• How to complete this task: Once the lines below holding the string "Neuen" are counted, give that number alone.

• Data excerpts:
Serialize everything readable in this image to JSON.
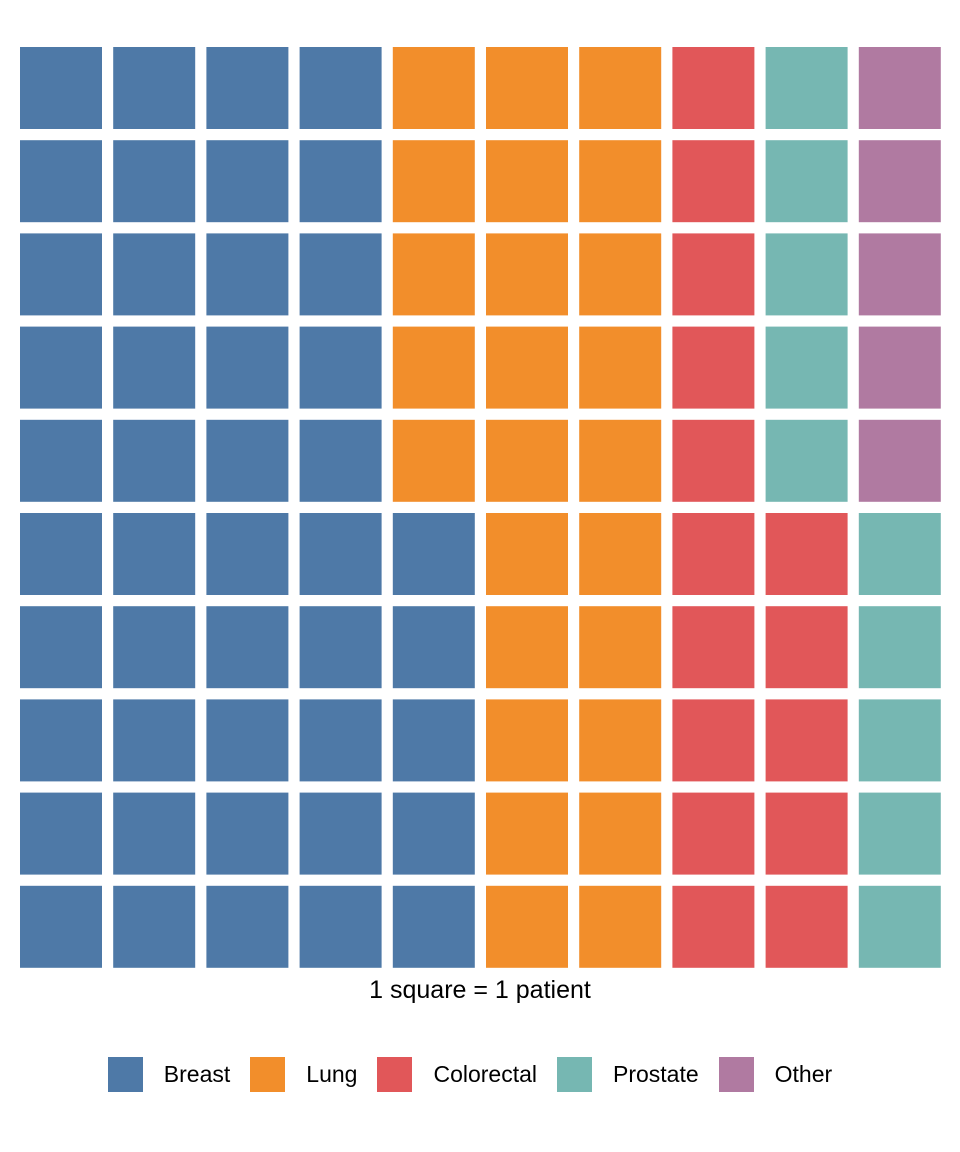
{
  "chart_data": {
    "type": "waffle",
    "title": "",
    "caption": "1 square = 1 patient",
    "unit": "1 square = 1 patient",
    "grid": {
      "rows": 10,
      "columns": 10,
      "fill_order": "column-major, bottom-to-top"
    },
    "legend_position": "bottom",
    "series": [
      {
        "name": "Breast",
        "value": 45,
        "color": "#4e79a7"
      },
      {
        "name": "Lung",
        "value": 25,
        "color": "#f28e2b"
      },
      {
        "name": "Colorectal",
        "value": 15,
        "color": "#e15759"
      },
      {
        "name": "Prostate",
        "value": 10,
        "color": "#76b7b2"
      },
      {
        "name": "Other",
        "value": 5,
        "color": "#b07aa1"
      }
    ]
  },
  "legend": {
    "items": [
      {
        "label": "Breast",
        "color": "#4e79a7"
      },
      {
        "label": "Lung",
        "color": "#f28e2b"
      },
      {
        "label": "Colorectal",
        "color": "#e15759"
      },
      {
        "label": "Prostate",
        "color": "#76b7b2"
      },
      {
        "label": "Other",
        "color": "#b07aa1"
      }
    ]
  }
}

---

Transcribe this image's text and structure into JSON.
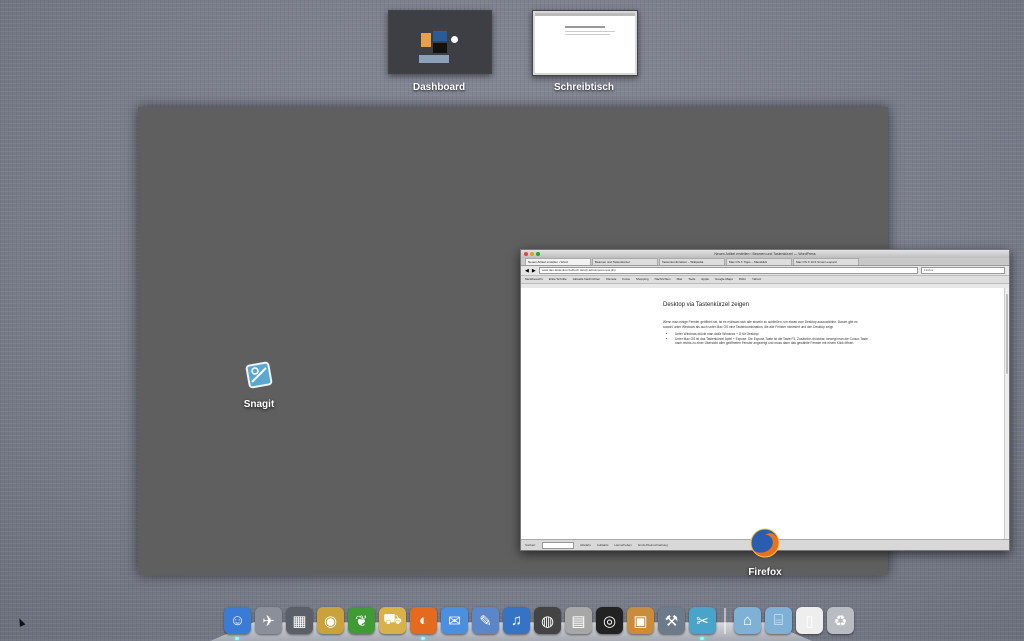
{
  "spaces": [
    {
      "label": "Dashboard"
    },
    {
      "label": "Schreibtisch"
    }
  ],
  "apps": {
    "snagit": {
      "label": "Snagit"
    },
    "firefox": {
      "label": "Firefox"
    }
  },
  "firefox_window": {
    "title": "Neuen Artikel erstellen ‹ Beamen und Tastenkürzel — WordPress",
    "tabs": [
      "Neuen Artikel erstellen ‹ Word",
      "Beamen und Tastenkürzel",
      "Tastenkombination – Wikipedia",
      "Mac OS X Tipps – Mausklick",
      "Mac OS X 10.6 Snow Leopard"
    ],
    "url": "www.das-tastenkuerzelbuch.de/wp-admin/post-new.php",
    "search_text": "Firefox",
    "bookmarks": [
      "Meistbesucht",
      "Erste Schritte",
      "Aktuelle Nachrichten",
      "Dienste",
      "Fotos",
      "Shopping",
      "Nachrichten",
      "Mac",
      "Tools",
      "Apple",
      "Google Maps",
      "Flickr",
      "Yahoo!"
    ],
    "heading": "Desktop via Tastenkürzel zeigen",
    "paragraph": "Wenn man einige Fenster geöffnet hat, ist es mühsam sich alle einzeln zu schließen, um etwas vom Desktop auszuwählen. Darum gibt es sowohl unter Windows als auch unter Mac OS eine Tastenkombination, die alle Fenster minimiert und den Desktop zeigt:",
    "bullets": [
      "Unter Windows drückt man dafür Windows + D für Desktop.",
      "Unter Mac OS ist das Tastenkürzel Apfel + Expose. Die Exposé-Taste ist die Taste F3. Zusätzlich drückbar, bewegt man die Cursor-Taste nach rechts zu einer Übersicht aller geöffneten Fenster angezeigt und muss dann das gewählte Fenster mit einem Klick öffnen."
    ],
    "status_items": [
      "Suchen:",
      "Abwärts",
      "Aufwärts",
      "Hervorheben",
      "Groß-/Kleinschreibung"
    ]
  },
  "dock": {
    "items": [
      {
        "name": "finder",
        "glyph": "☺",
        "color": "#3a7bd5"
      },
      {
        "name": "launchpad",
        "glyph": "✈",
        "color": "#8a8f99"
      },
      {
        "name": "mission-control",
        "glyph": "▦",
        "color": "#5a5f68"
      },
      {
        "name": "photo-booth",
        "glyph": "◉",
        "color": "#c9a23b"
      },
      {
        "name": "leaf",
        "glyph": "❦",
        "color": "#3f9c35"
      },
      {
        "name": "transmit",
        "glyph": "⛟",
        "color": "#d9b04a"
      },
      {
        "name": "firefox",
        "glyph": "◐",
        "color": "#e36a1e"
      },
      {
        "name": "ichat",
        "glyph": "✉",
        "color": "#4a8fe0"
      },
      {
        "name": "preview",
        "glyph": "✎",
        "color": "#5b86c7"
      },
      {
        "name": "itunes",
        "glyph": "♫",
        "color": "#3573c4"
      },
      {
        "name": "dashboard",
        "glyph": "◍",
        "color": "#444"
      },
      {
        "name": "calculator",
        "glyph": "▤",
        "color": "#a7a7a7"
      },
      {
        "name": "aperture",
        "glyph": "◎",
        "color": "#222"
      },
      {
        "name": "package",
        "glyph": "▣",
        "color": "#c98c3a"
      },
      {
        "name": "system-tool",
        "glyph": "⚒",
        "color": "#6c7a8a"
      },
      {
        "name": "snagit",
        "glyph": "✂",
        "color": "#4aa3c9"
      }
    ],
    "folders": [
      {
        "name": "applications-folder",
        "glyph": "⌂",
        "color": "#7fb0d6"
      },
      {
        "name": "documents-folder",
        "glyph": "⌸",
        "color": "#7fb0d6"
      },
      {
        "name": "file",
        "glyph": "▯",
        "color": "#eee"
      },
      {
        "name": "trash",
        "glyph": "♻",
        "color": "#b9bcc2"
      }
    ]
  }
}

• Reply to the task: 2